I mostly covered the prompts for this post in my last one. I decided I wanted to present at the NSTA area conference in Portland in October 2013. But ever since I visited their site, I have been getting email alerts and am feeling as though I would like to try and attend their western area conference this year in Seattle, with the theme: For All For Now Forever, which I really resonate with.
Unfortunately, my school has no interest in science eduction, and so would not support my attendance, although I think it would be useful to me for planning my presentation for the following year. There is a Serious Play conference in Redmond Washington this fall which I am trying to get my school to support, as I am actively working on the gamification of my current film production course. However, two conferences a couple months apart, and both in Seattle just seems weird.

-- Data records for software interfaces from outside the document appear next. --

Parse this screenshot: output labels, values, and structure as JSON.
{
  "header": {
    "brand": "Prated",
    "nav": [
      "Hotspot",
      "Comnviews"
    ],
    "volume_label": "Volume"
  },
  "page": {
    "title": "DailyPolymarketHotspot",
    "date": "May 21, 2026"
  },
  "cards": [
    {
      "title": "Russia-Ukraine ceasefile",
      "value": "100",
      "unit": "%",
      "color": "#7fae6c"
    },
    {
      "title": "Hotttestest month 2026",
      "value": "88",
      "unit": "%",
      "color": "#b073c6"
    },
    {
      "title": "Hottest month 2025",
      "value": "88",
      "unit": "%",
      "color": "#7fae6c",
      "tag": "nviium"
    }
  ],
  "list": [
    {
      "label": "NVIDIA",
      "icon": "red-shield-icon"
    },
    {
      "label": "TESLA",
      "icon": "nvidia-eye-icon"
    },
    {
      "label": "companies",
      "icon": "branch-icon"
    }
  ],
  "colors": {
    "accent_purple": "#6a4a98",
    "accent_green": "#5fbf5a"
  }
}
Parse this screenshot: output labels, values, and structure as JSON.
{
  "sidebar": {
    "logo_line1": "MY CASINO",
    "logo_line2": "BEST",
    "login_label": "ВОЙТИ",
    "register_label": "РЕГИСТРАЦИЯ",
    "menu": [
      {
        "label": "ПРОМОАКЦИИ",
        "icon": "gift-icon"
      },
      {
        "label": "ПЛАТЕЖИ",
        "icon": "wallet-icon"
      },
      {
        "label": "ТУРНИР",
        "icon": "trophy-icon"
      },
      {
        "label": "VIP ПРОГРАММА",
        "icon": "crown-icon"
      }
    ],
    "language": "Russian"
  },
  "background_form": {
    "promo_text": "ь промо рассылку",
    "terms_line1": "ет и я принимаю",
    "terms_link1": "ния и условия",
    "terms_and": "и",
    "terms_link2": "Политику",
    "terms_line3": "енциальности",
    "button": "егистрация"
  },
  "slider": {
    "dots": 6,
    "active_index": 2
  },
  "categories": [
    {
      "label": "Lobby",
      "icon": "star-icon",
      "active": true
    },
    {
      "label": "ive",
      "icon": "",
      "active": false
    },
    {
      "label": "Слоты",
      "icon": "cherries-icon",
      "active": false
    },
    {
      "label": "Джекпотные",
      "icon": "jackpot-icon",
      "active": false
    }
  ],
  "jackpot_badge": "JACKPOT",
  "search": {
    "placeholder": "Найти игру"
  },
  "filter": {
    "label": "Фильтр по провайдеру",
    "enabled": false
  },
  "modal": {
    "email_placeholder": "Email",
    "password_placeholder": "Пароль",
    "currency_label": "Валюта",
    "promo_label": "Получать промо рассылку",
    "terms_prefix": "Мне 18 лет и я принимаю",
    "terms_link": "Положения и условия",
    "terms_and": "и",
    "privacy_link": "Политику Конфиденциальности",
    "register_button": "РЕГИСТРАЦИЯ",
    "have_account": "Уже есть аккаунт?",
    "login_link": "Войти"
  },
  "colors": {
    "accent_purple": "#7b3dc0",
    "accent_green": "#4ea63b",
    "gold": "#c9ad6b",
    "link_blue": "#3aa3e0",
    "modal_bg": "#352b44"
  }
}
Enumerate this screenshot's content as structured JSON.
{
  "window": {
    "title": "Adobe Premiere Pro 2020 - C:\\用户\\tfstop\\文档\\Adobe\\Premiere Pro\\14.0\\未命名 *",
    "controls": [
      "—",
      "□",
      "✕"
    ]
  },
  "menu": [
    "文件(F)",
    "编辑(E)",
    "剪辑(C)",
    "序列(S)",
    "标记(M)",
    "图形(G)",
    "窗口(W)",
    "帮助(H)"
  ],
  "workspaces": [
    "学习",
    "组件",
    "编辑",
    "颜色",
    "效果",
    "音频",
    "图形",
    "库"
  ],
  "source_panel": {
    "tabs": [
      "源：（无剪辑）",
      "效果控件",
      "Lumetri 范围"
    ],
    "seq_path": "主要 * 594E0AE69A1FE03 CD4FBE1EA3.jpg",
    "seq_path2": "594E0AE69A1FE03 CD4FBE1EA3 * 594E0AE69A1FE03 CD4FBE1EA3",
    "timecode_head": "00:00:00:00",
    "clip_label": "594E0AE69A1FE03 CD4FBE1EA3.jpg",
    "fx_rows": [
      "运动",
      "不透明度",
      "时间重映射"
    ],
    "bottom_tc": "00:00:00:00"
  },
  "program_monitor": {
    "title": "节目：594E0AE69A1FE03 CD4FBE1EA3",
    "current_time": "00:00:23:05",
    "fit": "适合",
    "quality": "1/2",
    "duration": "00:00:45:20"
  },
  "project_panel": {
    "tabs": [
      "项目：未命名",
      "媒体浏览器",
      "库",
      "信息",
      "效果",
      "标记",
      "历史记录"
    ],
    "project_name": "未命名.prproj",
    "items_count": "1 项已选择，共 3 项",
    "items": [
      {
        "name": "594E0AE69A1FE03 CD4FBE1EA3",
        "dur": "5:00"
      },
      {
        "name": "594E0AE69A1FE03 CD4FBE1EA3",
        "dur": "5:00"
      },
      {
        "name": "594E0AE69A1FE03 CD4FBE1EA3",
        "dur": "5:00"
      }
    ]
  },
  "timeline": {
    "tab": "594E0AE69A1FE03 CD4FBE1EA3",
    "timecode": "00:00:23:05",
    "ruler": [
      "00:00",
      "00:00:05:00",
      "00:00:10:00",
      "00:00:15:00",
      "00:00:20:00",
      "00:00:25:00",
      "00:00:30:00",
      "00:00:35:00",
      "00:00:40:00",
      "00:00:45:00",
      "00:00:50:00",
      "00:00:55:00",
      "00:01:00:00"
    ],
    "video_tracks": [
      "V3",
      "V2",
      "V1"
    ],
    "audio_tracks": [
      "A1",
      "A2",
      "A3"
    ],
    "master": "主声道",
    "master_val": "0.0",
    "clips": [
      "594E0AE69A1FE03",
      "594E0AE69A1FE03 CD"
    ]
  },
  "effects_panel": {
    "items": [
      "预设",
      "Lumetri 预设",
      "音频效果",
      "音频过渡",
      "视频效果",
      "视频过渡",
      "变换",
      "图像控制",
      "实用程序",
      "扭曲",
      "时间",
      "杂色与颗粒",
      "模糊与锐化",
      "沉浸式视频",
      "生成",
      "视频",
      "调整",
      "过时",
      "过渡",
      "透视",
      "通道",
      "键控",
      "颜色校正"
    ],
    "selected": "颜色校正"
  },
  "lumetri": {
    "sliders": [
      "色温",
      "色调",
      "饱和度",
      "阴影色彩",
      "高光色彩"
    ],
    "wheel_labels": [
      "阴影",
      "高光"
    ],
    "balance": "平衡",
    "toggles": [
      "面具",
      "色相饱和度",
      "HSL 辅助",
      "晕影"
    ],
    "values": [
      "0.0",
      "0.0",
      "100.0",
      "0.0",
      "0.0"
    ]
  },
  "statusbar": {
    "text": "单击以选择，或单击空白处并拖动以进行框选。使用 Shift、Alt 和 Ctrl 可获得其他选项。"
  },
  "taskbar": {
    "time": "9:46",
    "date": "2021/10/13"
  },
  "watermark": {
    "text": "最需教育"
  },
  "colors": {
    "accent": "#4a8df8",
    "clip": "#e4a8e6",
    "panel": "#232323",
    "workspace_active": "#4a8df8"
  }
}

Reading about the scientific education community as part of this leadership project, especially with its STEM (Science, Technology, Engineering and Math) fixation, has been highlighting for me the contrast between what I want to do (and what I think is more vitally important) and what the science literacy movement in general is aiming at. From a patriotic, business and economic perspective, we have a significant problem with there being too little interest among American students in working in the STEM fields. This is and will continue to cause us to fall behind in global technology development, which is the center of the emerging modern economy. Granted a big problem worth addressing.
But we have another problem, and that is that people who have no interest in anything STEM, and who moan “b-o-r-i-n-g” whenever anyone like myself talks about science, think of it as this esoteric geekdom, and write it off. In fact, among even among a whole wave of humanities scholars, there has been a movement of scientific criticism that, while sometimes valid, has also fostered an attitude that science is just one of many equally valid world views which has been falsely enshrined by an intellectual oligarchy.
So, I am not so interested in fostering an enthusiasm for STEM careers among gifted students, but in correcting the common misconception among lay folk that science is first, a body of anointed knowledge, and second, a belief system. I believe that it is this general and widespread conventional wisdom that discredits rigorous problem solving, which actually underlays not only our deficit of STEM professionals, but also other more common spiritual deficits in our culture.